● What you will do: Nothing is to be altered. Print each record in full.

----- Dataset records -----

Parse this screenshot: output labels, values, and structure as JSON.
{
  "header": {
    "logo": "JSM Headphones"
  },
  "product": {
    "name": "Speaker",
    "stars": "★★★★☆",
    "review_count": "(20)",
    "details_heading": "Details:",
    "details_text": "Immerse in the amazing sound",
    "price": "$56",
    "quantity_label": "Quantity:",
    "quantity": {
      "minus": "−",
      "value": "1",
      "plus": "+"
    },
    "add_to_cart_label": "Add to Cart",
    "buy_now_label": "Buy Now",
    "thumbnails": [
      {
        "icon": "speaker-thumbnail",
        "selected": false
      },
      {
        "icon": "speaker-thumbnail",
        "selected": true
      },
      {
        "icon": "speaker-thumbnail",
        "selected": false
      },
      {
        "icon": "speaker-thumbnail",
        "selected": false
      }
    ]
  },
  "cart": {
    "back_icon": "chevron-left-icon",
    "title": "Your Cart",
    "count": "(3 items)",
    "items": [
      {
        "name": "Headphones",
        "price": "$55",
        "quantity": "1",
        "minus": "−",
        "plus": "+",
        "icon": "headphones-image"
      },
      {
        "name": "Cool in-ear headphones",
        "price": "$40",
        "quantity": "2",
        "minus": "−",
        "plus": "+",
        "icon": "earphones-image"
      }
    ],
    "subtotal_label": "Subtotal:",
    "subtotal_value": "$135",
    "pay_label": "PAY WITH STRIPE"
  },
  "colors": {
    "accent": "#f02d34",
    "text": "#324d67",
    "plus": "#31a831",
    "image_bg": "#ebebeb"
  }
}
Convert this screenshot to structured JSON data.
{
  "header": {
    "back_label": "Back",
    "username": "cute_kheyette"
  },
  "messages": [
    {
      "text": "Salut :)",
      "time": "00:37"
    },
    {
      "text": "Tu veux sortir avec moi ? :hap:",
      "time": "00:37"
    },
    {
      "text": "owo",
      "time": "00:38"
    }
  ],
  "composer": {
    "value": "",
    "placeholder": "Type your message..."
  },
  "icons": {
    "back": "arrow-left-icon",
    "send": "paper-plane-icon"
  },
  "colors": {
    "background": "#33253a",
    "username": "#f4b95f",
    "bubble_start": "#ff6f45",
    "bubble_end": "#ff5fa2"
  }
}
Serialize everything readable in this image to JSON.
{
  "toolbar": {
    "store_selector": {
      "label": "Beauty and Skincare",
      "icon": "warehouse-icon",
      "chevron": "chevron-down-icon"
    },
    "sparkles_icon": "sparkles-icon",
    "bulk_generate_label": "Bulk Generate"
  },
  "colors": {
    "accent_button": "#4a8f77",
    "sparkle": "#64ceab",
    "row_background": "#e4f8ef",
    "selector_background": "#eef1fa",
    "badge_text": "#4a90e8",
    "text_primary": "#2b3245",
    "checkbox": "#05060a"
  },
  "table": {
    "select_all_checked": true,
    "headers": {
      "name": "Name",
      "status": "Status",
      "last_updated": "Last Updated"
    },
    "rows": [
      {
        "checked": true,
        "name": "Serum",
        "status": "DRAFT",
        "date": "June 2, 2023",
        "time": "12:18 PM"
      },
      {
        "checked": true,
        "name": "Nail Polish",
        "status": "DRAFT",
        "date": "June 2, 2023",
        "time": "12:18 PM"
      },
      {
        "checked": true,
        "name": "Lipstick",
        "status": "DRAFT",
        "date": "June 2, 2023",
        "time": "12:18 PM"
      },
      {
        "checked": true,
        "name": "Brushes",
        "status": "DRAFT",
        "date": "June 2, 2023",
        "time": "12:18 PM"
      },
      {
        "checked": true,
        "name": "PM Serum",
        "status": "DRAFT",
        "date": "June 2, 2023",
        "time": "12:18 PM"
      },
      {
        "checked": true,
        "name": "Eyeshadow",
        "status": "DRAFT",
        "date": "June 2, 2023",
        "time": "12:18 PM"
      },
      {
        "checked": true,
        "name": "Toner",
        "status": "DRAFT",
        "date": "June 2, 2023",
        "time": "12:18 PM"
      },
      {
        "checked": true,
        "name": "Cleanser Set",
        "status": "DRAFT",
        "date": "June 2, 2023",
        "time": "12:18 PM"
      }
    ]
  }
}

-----

● Expected answer:
Parse this screenshot: output labels, values, and structure as JSON.
{
  "header": {
    "logo": "JSM Headphones"
  },
  "product": {
    "name": "Speaker",
    "stars": "★★★★☆",
    "review_count": "(20)",
    "details_heading": "Details:",
    "details_text": "Immerse in the amazing sound",
    "price": "$56",
    "quantity_label": "Quantity:",
    "quantity": {
      "minus": "−",
      "value": "1",
      "plus": "+"
    },
    "add_to_cart_label": "Add to Cart",
    "buy_now_label": "Buy Now",
    "thumbnails": [
      {
        "icon": "speaker-thumbnail",
        "selected": false
      },
      {
        "icon": "speaker-thumbnail",
        "selected": true
      },
      {
        "icon": "speaker-thumbnail",
        "selected": false
      },
      {
        "icon": "speaker-thumbnail",
        "selected": false
      }
    ]
  },
  "cart": {
    "back_icon": "chevron-left-icon",
    "title": "Your Cart",
    "count": "(3 items)",
    "items": [
      {
        "name": "Headphones",
        "price": "$55",
        "quantity": "1",
        "minus": "−",
        "plus": "+",
        "icon": "headphones-image"
      },
      {
        "name": "Cool in-ear headphones",
        "price": "$40",
        "quantity": "2",
        "minus": "−",
        "plus": "+",
        "icon": "earphones-image"
      }
    ],
    "subtotal_label": "Subtotal:",
    "subtotal_value": "$135",
    "pay_label": "PAY WITH STRIPE"
  },
  "colors": {
    "accent": "#f02d34",
    "text": "#324d67",
    "plus": "#31a831",
    "image_bg": "#ebebeb"
  }
}
Convert this screenshot to structured JSON data.
{
  "header": {
    "back_label": "Back",
    "username": "cute_kheyette"
  },
  "messages": [
    {
      "text": "Salut :)",
      "time": "00:37"
    },
    {
      "text": "Tu veux sortir avec moi ? :hap:",
      "time": "00:37"
    },
    {
      "text": "owo",
      "time": "00:38"
    }
  ],
  "composer": {
    "value": "",
    "placeholder": "Type your message..."
  },
  "icons": {
    "back": "arrow-left-icon",
    "send": "paper-plane-icon"
  },
  "colors": {
    "background": "#33253a",
    "username": "#f4b95f",
    "bubble_start": "#ff6f45",
    "bubble_end": "#ff5fa2"
  }
}
Serialize everything readable in this image to JSON.
{
  "toolbar": {
    "store_selector": {
      "label": "Beauty and Skincare",
      "icon": "warehouse-icon",
      "chevron": "chevron-down-icon"
    },
    "sparkles_icon": "sparkles-icon",
    "bulk_generate_label": "Bulk Generate"
  },
  "colors": {
    "accent_button": "#4a8f77",
    "sparkle": "#64ceab",
    "row_background": "#e4f8ef",
    "selector_background": "#eef1fa",
    "badge_text": "#4a90e8",
    "text_primary": "#2b3245",
    "checkbox": "#05060a"
  },
  "table": {
    "select_all_checked": true,
    "headers": {
      "name": "Name",
      "status": "Status",
      "last_updated": "Last Updated"
    },
    "rows": [
      {
        "checked": true,
        "name": "Serum",
        "status": "DRAFT",
        "date": "June 2, 2023",
        "time": "12:18 PM"
      },
      {
        "checked": true,
        "name": "Nail Polish",
        "status": "DRAFT",
        "date": "June 2, 2023",
        "time": "12:18 PM"
      },
      {
        "checked": true,
        "name": "Lipstick",
        "status": "DRAFT",
        "date": "June 2, 2023",
        "time": "12:18 PM"
      },
      {
        "checked": true,
        "name": "Brushes",
        "status": "DRAFT",
        "date": "June 2, 2023",
        "time": "12:18 PM"
      },
      {
        "checked": true,
        "name": "PM Serum",
        "status": "DRAFT",
        "date": "June 2, 2023",
        "time": "12:18 PM"
      },
      {
        "checked": true,
        "name": "Eyeshadow",
        "status": "DRAFT",
        "date": "June 2, 2023",
        "time": "12:18 PM"
      },
      {
        "checked": true,
        "name": "Toner",
        "status": "DRAFT",
        "date": "June 2, 2023",
        "time": "12:18 PM"
      },
      {
        "checked": true,
        "name": "Cleanser Set",
        "status": "DRAFT",
        "date": "June 2, 2023",
        "time": "12:18 PM"
      }
    ]
  }
}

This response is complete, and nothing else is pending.